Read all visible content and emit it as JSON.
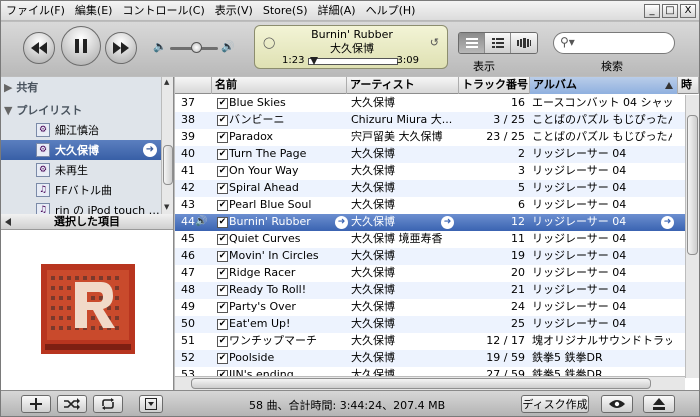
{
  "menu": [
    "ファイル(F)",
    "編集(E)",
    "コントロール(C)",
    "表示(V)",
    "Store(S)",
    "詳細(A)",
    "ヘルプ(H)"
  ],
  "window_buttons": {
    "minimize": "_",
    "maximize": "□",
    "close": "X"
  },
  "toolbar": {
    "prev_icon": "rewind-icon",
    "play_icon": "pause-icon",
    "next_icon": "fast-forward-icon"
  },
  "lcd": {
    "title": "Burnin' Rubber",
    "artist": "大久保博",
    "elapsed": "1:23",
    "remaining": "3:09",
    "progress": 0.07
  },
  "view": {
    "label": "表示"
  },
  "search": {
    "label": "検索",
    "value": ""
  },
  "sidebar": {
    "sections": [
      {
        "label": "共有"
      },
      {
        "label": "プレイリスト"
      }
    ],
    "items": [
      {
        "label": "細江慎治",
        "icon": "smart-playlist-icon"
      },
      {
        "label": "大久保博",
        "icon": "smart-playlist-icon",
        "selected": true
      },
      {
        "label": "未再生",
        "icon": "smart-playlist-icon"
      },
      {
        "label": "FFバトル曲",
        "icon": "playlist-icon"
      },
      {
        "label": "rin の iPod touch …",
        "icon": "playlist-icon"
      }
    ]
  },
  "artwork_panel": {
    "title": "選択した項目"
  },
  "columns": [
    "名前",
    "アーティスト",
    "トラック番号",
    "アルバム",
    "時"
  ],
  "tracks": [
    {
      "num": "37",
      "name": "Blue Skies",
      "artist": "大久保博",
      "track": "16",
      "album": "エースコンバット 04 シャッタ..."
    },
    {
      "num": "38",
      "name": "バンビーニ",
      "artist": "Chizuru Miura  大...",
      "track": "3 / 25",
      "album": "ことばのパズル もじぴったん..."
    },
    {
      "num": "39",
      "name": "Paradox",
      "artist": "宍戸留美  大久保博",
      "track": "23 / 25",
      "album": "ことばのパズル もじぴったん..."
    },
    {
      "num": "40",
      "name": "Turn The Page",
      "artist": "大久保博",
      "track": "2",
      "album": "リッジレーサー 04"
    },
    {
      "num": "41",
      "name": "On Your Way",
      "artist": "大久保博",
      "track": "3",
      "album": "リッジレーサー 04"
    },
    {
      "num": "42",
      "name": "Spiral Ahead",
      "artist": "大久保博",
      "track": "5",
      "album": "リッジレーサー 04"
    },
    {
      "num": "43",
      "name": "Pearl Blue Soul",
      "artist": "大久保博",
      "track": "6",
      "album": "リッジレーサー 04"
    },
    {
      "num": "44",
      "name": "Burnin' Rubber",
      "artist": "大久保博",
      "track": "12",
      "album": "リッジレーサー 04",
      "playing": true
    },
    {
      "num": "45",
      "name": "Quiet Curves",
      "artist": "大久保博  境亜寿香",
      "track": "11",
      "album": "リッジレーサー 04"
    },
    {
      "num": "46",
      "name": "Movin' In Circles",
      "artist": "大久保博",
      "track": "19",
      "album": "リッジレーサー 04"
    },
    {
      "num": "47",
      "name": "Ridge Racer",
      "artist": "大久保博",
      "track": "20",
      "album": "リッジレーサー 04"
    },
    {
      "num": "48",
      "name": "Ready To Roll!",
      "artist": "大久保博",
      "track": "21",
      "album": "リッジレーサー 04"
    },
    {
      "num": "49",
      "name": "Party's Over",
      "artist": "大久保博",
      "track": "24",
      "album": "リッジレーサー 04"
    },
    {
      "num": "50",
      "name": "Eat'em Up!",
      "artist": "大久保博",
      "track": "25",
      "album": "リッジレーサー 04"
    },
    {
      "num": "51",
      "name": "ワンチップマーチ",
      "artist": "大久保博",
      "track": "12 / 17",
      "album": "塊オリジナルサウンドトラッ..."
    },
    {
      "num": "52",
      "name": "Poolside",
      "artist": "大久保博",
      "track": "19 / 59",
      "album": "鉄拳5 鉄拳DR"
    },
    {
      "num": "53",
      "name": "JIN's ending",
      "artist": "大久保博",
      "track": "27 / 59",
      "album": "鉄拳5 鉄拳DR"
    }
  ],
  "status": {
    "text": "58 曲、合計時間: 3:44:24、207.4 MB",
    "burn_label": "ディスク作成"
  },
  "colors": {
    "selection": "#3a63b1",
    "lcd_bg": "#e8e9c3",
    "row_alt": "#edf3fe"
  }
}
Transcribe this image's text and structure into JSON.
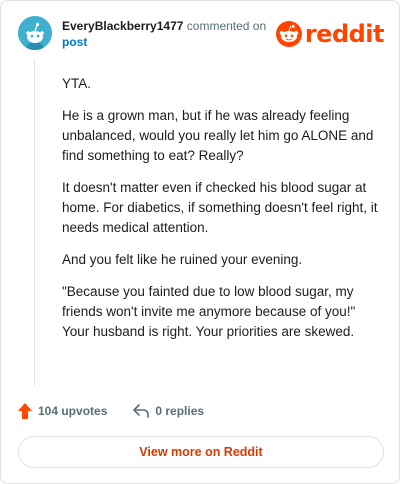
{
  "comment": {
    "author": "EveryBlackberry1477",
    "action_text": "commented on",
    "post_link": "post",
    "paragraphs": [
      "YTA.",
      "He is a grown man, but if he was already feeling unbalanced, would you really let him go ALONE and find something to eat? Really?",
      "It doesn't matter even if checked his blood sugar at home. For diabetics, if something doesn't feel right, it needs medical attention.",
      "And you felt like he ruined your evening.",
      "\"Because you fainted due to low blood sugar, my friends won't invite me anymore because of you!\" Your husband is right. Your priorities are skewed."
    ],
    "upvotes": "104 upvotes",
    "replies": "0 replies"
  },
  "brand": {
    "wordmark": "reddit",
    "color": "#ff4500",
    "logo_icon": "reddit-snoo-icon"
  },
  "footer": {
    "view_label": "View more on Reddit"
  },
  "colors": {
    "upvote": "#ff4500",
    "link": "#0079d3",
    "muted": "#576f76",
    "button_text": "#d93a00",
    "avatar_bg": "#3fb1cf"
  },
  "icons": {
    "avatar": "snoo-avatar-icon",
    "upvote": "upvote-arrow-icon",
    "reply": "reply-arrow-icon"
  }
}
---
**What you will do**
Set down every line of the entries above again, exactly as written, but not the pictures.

**Response**
Read all visible content and emit it as JSON.
{
  "menu": [
    "ファイル(F)",
    "編集(E)",
    "コントロール(C)",
    "表示(V)",
    "Store(S)",
    "詳細(A)",
    "ヘルプ(H)"
  ],
  "window_buttons": {
    "minimize": "_",
    "maximize": "□",
    "close": "X"
  },
  "toolbar": {
    "prev_icon": "rewind-icon",
    "play_icon": "pause-icon",
    "next_icon": "fast-forward-icon"
  },
  "lcd": {
    "title": "Burnin' Rubber",
    "artist": "大久保博",
    "elapsed": "1:23",
    "remaining": "3:09",
    "progress": 0.07
  },
  "view": {
    "label": "表示"
  },
  "search": {
    "label": "検索",
    "value": ""
  },
  "sidebar": {
    "sections": [
      {
        "label": "共有"
      },
      {
        "label": "プレイリスト"
      }
    ],
    "items": [
      {
        "label": "細江慎治",
        "icon": "smart-playlist-icon"
      },
      {
        "label": "大久保博",
        "icon": "smart-playlist-icon",
        "selected": true
      },
      {
        "label": "未再生",
        "icon": "smart-playlist-icon"
      },
      {
        "label": "FFバトル曲",
        "icon": "playlist-icon"
      },
      {
        "label": "rin の iPod touch …",
        "icon": "playlist-icon"
      }
    ]
  },
  "artwork_panel": {
    "title": "選択した項目"
  },
  "columns": [
    "名前",
    "アーティスト",
    "トラック番号",
    "アルバム",
    "時"
  ],
  "tracks": [
    {
      "num": "37",
      "name": "Blue Skies",
      "artist": "大久保博",
      "track": "16",
      "album": "エースコンバット 04 シャッタ..."
    },
    {
      "num": "38",
      "name": "バンビーニ",
      "artist": "Chizuru Miura  大...",
      "track": "3 / 25",
      "album": "ことばのパズル もじぴったん..."
    },
    {
      "num": "39",
      "name": "Paradox",
      "artist": "宍戸留美  大久保博",
      "track": "23 / 25",
      "album": "ことばのパズル もじぴったん..."
    },
    {
      "num": "40",
      "name": "Turn The Page",
      "artist": "大久保博",
      "track": "2",
      "album": "リッジレーサー 04"
    },
    {
      "num": "41",
      "name": "On Your Way",
      "artist": "大久保博",
      "track": "3",
      "album": "リッジレーサー 04"
    },
    {
      "num": "42",
      "name": "Spiral Ahead",
      "artist": "大久保博",
      "track": "5",
      "album": "リッジレーサー 04"
    },
    {
      "num": "43",
      "name": "Pearl Blue Soul",
      "artist": "大久保博",
      "track": "6",
      "album": "リッジレーサー 04"
    },
    {
      "num": "44",
      "name": "Burnin' Rubber",
      "artist": "大久保博",
      "track": "12",
      "album": "リッジレーサー 04",
      "playing": true
    },
    {
      "num": "45",
      "name": "Quiet Curves",
      "artist": "大久保博  境亜寿香",
      "track": "11",
      "album": "リッジレーサー 04"
    },
    {
      "num": "46",
      "name": "Movin' In Circles",
      "artist": "大久保博",
      "track": "19",
      "album": "リッジレーサー 04"
    },
    {
      "num": "47",
      "name": "Ridge Racer",
      "artist": "大久保博",
      "track": "20",
      "album": "リッジレーサー 04"
    },
    {
      "num": "48",
      "name": "Ready To Roll!",
      "artist": "大久保博",
      "track": "21",
      "album": "リッジレーサー 04"
    },
    {
      "num": "49",
      "name": "Party's Over",
      "artist": "大久保博",
      "track": "24",
      "album": "リッジレーサー 04"
    },
    {
      "num": "50",
      "name": "Eat'em Up!",
      "artist": "大久保博",
      "track": "25",
      "album": "リッジレーサー 04"
    },
    {
      "num": "51",
      "name": "ワンチップマーチ",
      "artist": "大久保博",
      "track": "12 / 17",
      "album": "塊オリジナルサウンドトラッ..."
    },
    {
      "num": "52",
      "name": "Poolside",
      "artist": "大久保博",
      "track": "19 / 59",
      "album": "鉄拳5 鉄拳DR"
    },
    {
      "num": "53",
      "name": "JIN's ending",
      "artist": "大久保博",
      "track": "27 / 59",
      "album": "鉄拳5 鉄拳DR"
    }
  ],
  "status": {
    "text": "58 曲、合計時間: 3:44:24、207.4 MB",
    "burn_label": "ディスク作成"
  },
  "colors": {
    "selection": "#3a63b1",
    "lcd_bg": "#e8e9c3",
    "row_alt": "#edf3fe"
  }
}
Transcribe this image's text and structure into JSON.
{
  "comment": {
    "author": "EveryBlackberry1477",
    "action_text": "commented on",
    "post_link": "post",
    "paragraphs": [
      "YTA.",
      "He is a grown man, but if he was already feeling unbalanced, would you really let him go ALONE and find something to eat? Really?",
      "It doesn't matter even if checked his blood sugar at home. For diabetics, if something doesn't feel right, it needs medical attention.",
      "And you felt like he ruined your evening.",
      "\"Because you fainted due to low blood sugar, my friends won't invite me anymore because of you!\" Your husband is right. Your priorities are skewed."
    ],
    "upvotes": "104 upvotes",
    "replies": "0 replies"
  },
  "brand": {
    "wordmark": "reddit",
    "color": "#ff4500",
    "logo_icon": "reddit-snoo-icon"
  },
  "footer": {
    "view_label": "View more on Reddit"
  },
  "colors": {
    "upvote": "#ff4500",
    "link": "#0079d3",
    "muted": "#576f76",
    "button_text": "#d93a00",
    "avatar_bg": "#3fb1cf"
  },
  "icons": {
    "avatar": "snoo-avatar-icon",
    "upvote": "upvote-arrow-icon",
    "reply": "reply-arrow-icon"
  }
}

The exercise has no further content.